§ Excerpted data

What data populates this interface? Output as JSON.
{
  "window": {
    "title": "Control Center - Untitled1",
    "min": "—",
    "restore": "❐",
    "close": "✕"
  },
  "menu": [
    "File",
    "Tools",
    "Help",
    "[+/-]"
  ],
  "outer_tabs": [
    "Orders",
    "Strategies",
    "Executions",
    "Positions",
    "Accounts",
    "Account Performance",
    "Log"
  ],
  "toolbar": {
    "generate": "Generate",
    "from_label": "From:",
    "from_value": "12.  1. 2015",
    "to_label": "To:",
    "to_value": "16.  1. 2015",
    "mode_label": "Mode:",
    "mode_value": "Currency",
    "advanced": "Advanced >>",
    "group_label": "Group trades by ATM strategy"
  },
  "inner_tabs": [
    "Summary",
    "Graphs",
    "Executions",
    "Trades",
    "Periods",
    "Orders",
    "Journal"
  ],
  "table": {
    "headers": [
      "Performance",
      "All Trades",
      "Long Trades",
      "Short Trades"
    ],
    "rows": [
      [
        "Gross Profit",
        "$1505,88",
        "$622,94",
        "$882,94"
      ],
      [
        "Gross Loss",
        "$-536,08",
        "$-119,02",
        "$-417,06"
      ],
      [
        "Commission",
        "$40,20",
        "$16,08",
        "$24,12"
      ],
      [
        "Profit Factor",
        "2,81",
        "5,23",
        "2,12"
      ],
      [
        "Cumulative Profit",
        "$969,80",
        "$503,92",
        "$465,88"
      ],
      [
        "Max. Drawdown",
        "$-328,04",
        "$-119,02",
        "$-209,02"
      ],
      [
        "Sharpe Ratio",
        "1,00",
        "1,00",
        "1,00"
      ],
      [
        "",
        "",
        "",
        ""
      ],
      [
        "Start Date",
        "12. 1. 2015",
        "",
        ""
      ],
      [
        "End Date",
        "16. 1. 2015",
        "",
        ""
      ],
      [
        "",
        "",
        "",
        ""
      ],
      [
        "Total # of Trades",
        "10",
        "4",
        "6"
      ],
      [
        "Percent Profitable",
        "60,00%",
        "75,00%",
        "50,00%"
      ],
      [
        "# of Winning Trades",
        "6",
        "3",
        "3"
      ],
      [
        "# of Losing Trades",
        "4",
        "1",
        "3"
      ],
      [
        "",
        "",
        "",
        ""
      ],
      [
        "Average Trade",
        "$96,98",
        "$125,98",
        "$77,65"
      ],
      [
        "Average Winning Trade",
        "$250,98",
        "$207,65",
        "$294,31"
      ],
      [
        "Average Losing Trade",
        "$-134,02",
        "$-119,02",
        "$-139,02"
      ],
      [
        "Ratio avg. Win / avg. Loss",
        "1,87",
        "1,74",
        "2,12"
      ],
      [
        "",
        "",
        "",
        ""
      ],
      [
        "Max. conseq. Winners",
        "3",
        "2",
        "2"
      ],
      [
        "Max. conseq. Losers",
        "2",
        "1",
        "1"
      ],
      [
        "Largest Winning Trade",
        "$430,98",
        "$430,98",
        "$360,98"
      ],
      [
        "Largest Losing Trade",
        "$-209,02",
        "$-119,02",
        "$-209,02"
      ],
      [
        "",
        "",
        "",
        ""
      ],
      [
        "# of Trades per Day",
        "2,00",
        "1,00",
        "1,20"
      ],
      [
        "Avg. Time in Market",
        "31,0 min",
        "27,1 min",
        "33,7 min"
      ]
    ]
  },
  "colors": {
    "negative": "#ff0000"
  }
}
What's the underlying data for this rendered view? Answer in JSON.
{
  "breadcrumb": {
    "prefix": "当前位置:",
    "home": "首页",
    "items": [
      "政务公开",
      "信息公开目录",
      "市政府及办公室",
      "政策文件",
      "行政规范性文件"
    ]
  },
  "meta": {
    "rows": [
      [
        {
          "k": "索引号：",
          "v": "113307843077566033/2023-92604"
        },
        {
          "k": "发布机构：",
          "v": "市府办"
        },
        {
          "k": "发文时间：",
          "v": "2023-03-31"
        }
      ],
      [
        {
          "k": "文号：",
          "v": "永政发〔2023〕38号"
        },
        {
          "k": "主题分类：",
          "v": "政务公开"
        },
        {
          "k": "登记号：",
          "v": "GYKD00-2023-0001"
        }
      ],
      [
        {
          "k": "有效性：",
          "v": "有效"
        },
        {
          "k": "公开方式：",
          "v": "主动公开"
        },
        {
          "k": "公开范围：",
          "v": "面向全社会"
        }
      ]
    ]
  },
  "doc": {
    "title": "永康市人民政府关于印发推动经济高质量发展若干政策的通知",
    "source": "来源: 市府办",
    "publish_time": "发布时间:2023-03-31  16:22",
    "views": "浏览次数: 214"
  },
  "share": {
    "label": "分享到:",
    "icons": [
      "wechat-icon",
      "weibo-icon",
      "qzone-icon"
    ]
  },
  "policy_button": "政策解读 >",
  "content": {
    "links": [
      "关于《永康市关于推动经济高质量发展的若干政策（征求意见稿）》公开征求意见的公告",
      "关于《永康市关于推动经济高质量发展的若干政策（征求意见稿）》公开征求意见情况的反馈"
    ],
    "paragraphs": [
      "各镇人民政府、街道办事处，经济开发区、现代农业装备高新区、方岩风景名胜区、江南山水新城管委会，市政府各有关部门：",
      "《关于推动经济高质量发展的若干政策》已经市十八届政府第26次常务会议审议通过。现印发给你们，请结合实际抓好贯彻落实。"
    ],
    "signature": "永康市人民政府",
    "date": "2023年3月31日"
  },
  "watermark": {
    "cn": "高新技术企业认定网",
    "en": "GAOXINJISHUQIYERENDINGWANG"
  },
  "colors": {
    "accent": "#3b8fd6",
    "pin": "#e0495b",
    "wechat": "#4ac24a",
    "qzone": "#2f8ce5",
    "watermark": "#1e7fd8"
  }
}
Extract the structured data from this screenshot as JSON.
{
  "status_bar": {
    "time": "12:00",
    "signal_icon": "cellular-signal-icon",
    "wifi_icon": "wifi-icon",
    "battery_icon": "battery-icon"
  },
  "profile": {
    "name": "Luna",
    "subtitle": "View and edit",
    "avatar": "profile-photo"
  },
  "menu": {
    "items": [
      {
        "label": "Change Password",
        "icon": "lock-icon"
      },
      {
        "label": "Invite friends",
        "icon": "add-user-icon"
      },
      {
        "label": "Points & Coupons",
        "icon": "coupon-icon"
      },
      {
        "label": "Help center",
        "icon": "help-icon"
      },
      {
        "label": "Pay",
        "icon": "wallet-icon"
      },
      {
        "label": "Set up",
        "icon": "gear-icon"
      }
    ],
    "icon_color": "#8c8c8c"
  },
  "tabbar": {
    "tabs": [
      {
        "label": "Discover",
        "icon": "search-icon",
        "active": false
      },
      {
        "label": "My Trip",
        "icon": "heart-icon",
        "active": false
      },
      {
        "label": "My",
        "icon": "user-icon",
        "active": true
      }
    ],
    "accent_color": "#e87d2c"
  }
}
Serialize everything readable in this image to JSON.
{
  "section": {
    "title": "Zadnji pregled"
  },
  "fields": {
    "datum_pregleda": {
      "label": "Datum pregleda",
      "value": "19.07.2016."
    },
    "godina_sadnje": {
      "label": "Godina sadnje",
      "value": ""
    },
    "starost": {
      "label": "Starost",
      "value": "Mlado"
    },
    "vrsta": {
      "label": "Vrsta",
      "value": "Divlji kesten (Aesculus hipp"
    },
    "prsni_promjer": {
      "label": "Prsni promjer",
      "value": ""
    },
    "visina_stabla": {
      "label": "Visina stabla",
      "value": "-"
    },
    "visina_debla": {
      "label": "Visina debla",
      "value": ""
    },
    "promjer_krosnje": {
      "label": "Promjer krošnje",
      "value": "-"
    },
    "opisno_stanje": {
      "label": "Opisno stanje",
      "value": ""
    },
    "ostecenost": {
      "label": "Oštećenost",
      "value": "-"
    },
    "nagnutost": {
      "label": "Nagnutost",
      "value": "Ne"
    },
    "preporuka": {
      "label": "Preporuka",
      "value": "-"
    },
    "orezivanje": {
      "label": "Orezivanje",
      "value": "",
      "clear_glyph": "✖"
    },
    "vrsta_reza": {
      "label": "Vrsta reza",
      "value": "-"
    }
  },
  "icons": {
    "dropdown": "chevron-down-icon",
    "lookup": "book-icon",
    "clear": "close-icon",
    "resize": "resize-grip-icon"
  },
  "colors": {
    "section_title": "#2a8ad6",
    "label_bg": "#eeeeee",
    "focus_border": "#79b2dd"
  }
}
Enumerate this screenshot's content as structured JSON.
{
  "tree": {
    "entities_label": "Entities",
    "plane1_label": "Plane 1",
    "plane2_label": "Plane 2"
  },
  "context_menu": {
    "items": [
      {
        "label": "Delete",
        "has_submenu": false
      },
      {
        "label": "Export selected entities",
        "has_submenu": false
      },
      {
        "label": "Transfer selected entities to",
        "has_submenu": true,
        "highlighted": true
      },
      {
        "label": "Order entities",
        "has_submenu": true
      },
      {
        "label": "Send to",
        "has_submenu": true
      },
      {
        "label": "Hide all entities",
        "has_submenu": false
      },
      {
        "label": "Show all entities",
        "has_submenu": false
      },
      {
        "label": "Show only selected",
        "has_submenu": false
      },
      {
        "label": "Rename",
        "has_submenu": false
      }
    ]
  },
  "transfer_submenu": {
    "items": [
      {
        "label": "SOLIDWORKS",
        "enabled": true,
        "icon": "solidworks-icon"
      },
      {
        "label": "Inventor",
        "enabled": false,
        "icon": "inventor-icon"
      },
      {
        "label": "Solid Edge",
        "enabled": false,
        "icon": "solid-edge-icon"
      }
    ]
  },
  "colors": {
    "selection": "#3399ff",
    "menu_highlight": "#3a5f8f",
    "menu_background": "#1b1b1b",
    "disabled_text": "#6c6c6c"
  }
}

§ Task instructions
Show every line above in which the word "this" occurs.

§ Exercise response
What data populates this interface? Output as JSON.
What's the underlying data for this rendered view? Answer in JSON.
Extract the structured data from this screenshot as JSON.
Serialize everything readable in this image to JSON.
Enumerate this screenshot's content as structured JSON.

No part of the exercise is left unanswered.